Start of Record set
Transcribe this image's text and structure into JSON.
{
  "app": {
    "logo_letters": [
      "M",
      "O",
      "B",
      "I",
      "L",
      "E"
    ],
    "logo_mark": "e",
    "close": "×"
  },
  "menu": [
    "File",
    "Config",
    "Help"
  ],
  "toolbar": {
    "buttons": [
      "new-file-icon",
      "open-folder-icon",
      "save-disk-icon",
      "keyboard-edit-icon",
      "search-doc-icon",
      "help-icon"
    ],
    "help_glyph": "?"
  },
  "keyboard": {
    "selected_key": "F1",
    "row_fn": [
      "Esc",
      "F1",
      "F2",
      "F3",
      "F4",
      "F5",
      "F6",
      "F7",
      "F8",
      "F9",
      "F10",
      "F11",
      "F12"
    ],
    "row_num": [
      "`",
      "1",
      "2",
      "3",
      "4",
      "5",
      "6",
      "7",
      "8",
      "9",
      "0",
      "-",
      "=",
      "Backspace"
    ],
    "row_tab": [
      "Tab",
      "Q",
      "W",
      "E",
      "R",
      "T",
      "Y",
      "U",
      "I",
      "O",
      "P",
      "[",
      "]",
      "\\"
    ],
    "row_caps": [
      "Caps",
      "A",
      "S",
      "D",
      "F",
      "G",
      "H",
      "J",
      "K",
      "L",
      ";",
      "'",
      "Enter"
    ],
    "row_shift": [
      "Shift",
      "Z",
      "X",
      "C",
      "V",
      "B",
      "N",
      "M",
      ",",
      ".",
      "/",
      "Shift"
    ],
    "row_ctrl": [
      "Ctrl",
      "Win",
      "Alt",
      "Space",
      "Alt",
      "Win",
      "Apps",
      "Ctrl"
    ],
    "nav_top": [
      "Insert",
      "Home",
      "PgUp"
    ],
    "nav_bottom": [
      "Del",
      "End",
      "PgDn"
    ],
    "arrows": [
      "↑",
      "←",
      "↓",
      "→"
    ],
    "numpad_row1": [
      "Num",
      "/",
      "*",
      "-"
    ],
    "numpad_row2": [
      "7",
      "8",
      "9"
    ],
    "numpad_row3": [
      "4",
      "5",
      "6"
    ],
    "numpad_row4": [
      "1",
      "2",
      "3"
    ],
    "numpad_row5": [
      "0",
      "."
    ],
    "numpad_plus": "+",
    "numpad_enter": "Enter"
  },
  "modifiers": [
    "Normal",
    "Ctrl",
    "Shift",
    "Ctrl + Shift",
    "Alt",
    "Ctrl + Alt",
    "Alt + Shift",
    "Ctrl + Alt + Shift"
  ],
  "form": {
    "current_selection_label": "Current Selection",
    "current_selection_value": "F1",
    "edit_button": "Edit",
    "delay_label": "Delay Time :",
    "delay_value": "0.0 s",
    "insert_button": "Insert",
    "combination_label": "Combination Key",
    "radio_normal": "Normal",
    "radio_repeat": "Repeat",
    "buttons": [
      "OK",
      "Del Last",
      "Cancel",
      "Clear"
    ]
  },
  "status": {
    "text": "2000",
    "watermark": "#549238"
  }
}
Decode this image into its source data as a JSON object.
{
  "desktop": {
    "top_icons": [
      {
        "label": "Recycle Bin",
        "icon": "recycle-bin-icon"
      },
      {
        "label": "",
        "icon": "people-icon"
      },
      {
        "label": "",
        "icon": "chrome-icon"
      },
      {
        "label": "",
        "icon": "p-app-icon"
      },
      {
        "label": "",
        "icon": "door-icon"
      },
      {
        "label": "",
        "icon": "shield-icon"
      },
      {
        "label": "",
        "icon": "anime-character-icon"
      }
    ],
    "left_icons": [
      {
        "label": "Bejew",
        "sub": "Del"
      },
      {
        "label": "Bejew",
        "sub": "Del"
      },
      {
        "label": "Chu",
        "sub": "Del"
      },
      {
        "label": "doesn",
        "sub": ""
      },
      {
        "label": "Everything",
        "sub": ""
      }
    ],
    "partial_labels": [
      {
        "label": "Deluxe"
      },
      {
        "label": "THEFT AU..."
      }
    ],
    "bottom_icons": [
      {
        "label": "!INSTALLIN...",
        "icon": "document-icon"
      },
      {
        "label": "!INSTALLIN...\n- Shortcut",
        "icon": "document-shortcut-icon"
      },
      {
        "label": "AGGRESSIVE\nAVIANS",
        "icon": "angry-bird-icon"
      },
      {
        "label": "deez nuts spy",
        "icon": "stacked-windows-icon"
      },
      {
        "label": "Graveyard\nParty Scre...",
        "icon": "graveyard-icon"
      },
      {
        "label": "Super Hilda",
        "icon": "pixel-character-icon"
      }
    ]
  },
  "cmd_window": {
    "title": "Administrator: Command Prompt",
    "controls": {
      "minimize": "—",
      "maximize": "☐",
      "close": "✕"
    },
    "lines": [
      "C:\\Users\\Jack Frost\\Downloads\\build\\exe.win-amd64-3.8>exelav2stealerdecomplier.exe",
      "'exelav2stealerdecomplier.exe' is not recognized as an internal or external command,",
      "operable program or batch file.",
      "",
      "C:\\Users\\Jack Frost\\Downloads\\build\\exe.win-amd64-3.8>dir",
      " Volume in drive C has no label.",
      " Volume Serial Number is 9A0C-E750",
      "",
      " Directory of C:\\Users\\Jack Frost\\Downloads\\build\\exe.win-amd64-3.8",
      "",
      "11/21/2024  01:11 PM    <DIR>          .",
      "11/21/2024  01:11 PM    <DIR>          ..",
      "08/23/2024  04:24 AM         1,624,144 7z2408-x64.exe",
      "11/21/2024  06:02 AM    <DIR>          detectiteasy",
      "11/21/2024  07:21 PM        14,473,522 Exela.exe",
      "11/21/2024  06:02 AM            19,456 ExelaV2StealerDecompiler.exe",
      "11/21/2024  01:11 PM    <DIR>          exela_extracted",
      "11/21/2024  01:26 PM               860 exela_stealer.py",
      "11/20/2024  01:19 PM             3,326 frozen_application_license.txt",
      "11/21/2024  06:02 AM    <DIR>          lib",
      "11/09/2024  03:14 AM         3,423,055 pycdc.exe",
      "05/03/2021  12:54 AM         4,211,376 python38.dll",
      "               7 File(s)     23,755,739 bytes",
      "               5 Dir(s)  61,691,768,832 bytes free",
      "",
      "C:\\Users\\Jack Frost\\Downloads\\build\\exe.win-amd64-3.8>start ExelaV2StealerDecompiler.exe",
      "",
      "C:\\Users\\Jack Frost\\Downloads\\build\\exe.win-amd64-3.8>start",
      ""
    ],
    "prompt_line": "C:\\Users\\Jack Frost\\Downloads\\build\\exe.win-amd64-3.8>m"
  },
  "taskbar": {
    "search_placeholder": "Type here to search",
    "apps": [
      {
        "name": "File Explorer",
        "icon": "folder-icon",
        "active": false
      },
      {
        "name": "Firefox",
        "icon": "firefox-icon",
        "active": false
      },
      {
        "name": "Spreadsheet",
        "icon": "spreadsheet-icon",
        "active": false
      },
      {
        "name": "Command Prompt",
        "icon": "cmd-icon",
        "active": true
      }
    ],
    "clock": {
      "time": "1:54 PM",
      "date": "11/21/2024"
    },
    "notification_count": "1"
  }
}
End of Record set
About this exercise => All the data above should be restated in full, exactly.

Result of this exercise =>
Transcribe this image's text and structure into JSON.
{
  "app": {
    "logo_letters": [
      "M",
      "O",
      "B",
      "I",
      "L",
      "E"
    ],
    "logo_mark": "e",
    "close": "×"
  },
  "menu": [
    "File",
    "Config",
    "Help"
  ],
  "toolbar": {
    "buttons": [
      "new-file-icon",
      "open-folder-icon",
      "save-disk-icon",
      "keyboard-edit-icon",
      "search-doc-icon",
      "help-icon"
    ],
    "help_glyph": "?"
  },
  "keyboard": {
    "selected_key": "F1",
    "row_fn": [
      "Esc",
      "F1",
      "F2",
      "F3",
      "F4",
      "F5",
      "F6",
      "F7",
      "F8",
      "F9",
      "F10",
      "F11",
      "F12"
    ],
    "row_num": [
      "`",
      "1",
      "2",
      "3",
      "4",
      "5",
      "6",
      "7",
      "8",
      "9",
      "0",
      "-",
      "=",
      "Backspace"
    ],
    "row_tab": [
      "Tab",
      "Q",
      "W",
      "E",
      "R",
      "T",
      "Y",
      "U",
      "I",
      "O",
      "P",
      "[",
      "]",
      "\\"
    ],
    "row_caps": [
      "Caps",
      "A",
      "S",
      "D",
      "F",
      "G",
      "H",
      "J",
      "K",
      "L",
      ";",
      "'",
      "Enter"
    ],
    "row_shift": [
      "Shift",
      "Z",
      "X",
      "C",
      "V",
      "B",
      "N",
      "M",
      ",",
      ".",
      "/",
      "Shift"
    ],
    "row_ctrl": [
      "Ctrl",
      "Win",
      "Alt",
      "Space",
      "Alt",
      "Win",
      "Apps",
      "Ctrl"
    ],
    "nav_top": [
      "Insert",
      "Home",
      "PgUp"
    ],
    "nav_bottom": [
      "Del",
      "End",
      "PgDn"
    ],
    "arrows": [
      "↑",
      "←",
      "↓",
      "→"
    ],
    "numpad_row1": [
      "Num",
      "/",
      "*",
      "-"
    ],
    "numpad_row2": [
      "7",
      "8",
      "9"
    ],
    "numpad_row3": [
      "4",
      "5",
      "6"
    ],
    "numpad_row4": [
      "1",
      "2",
      "3"
    ],
    "numpad_row5": [
      "0",
      "."
    ],
    "numpad_plus": "+",
    "numpad_enter": "Enter"
  },
  "modifiers": [
    "Normal",
    "Ctrl",
    "Shift",
    "Ctrl + Shift",
    "Alt",
    "Ctrl + Alt",
    "Alt + Shift",
    "Ctrl + Alt + Shift"
  ],
  "form": {
    "current_selection_label": "Current Selection",
    "current_selection_value": "F1",
    "edit_button": "Edit",
    "delay_label": "Delay Time :",
    "delay_value": "0.0 s",
    "insert_button": "Insert",
    "combination_label": "Combination Key",
    "radio_normal": "Normal",
    "radio_repeat": "Repeat",
    "buttons": [
      "OK",
      "Del Last",
      "Cancel",
      "Clear"
    ]
  },
  "status": {
    "text": "2000",
    "watermark": "#549238"
  }
}
Decode this image into its source data as a JSON object.
{
  "desktop": {
    "top_icons": [
      {
        "label": "Recycle Bin",
        "icon": "recycle-bin-icon"
      },
      {
        "label": "",
        "icon": "people-icon"
      },
      {
        "label": "",
        "icon": "chrome-icon"
      },
      {
        "label": "",
        "icon": "p-app-icon"
      },
      {
        "label": "",
        "icon": "door-icon"
      },
      {
        "label": "",
        "icon": "shield-icon"
      },
      {
        "label": "",
        "icon": "anime-character-icon"
      }
    ],
    "left_icons": [
      {
        "label": "Bejew",
        "sub": "Del"
      },
      {
        "label": "Bejew",
        "sub": "Del"
      },
      {
        "label": "Chu",
        "sub": "Del"
      },
      {
        "label": "doesn",
        "sub": ""
      },
      {
        "label": "Everything",
        "sub": ""
      }
    ],
    "partial_labels": [
      {
        "label": "Deluxe"
      },
      {
        "label": "THEFT AU..."
      }
    ],
    "bottom_icons": [
      {
        "label": "!INSTALLIN...",
        "icon": "document-icon"
      },
      {
        "label": "!INSTALLIN...\n- Shortcut",
        "icon": "document-shortcut-icon"
      },
      {
        "label": "AGGRESSIVE\nAVIANS",
        "icon": "angry-bird-icon"
      },
      {
        "label": "deez nuts spy",
        "icon": "stacked-windows-icon"
      },
      {
        "label": "Graveyard\nParty Scre...",
        "icon": "graveyard-icon"
      },
      {
        "label": "Super Hilda",
        "icon": "pixel-character-icon"
      }
    ]
  },
  "cmd_window": {
    "title": "Administrator: Command Prompt",
    "controls": {
      "minimize": "—",
      "maximize": "☐",
      "close": "✕"
    },
    "lines": [
      "C:\\Users\\Jack Frost\\Downloads\\build\\exe.win-amd64-3.8>exelav2stealerdecomplier.exe",
      "'exelav2stealerdecomplier.exe' is not recognized as an internal or external command,",
      "operable program or batch file.",
      "",
      "C:\\Users\\Jack Frost\\Downloads\\build\\exe.win-amd64-3.8>dir",
      " Volume in drive C has no label.",
      " Volume Serial Number is 9A0C-E750",
      "",
      " Directory of C:\\Users\\Jack Frost\\Downloads\\build\\exe.win-amd64-3.8",
      "",
      "11/21/2024  01:11 PM    <DIR>          .",
      "11/21/2024  01:11 PM    <DIR>          ..",
      "08/23/2024  04:24 AM         1,624,144 7z2408-x64.exe",
      "11/21/2024  06:02 AM    <DIR>          detectiteasy",
      "11/21/2024  07:21 PM        14,473,522 Exela.exe",
      "11/21/2024  06:02 AM            19,456 ExelaV2StealerDecompiler.exe",
      "11/21/2024  01:11 PM    <DIR>          exela_extracted",
      "11/21/2024  01:26 PM               860 exela_stealer.py",
      "11/20/2024  01:19 PM             3,326 frozen_application_license.txt",
      "11/21/2024  06:02 AM    <DIR>          lib",
      "11/09/2024  03:14 AM         3,423,055 pycdc.exe",
      "05/03/2021  12:54 AM         4,211,376 python38.dll",
      "               7 File(s)     23,755,739 bytes",
      "               5 Dir(s)  61,691,768,832 bytes free",
      "",
      "C:\\Users\\Jack Frost\\Downloads\\build\\exe.win-amd64-3.8>start ExelaV2StealerDecompiler.exe",
      "",
      "C:\\Users\\Jack Frost\\Downloads\\build\\exe.win-amd64-3.8>start",
      ""
    ],
    "prompt_line": "C:\\Users\\Jack Frost\\Downloads\\build\\exe.win-amd64-3.8>m"
  },
  "taskbar": {
    "search_placeholder": "Type here to search",
    "apps": [
      {
        "name": "File Explorer",
        "icon": "folder-icon",
        "active": false
      },
      {
        "name": "Firefox",
        "icon": "firefox-icon",
        "active": false
      },
      {
        "name": "Spreadsheet",
        "icon": "spreadsheet-icon",
        "active": false
      },
      {
        "name": "Command Prompt",
        "icon": "cmd-icon",
        "active": true
      }
    ],
    "clock": {
      "time": "1:54 PM",
      "date": "11/21/2024"
    },
    "notification_count": "1"
  }
}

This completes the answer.